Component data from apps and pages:
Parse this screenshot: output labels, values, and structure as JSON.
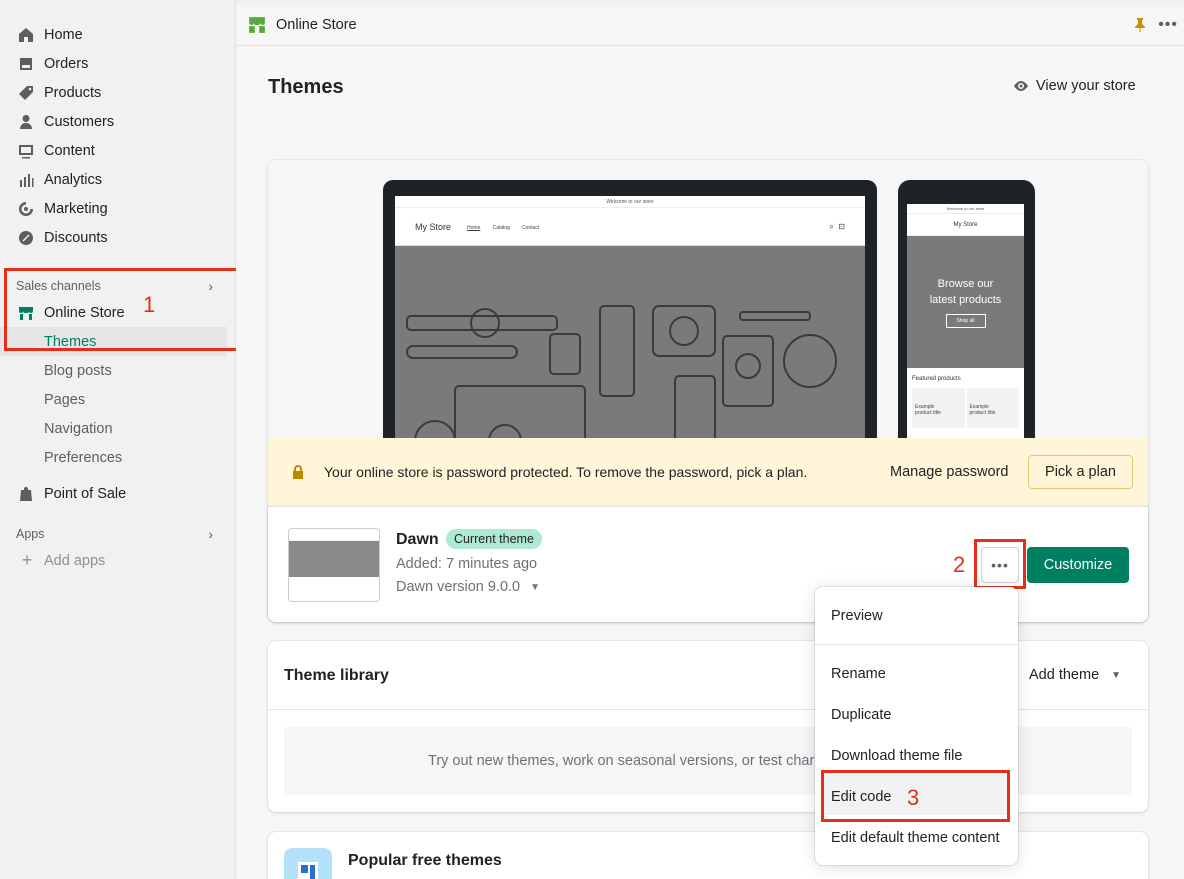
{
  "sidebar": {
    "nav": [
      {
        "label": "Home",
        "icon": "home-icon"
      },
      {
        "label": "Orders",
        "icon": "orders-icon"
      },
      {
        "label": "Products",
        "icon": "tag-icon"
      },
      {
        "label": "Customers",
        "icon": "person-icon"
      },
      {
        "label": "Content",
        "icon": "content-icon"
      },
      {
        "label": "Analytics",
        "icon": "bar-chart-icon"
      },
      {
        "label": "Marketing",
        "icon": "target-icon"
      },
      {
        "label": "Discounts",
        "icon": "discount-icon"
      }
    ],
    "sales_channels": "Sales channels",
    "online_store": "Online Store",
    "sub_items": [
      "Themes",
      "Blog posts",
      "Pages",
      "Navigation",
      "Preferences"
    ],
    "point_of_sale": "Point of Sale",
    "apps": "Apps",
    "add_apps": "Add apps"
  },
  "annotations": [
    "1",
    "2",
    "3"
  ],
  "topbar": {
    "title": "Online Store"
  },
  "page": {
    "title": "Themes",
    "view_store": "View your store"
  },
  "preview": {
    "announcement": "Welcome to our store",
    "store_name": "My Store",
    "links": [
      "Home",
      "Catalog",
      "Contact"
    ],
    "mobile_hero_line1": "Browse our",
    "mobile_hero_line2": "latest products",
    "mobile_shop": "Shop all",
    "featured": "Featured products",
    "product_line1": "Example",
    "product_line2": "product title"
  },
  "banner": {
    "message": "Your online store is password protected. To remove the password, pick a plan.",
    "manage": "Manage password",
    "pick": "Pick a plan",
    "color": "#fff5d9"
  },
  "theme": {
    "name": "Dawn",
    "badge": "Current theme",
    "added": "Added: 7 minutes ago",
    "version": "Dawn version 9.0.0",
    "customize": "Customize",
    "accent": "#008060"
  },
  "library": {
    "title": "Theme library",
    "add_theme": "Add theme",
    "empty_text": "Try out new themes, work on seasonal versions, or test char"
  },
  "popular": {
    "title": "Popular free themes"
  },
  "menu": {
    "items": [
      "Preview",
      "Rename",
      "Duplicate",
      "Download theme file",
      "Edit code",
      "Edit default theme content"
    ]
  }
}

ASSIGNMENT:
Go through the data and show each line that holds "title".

TASK RESPONSE:
    "title": "Online Store"
    "title": "Themes",
    "product_line2": "product title"
    "title": "Theme library",
    "title": "Popular free themes"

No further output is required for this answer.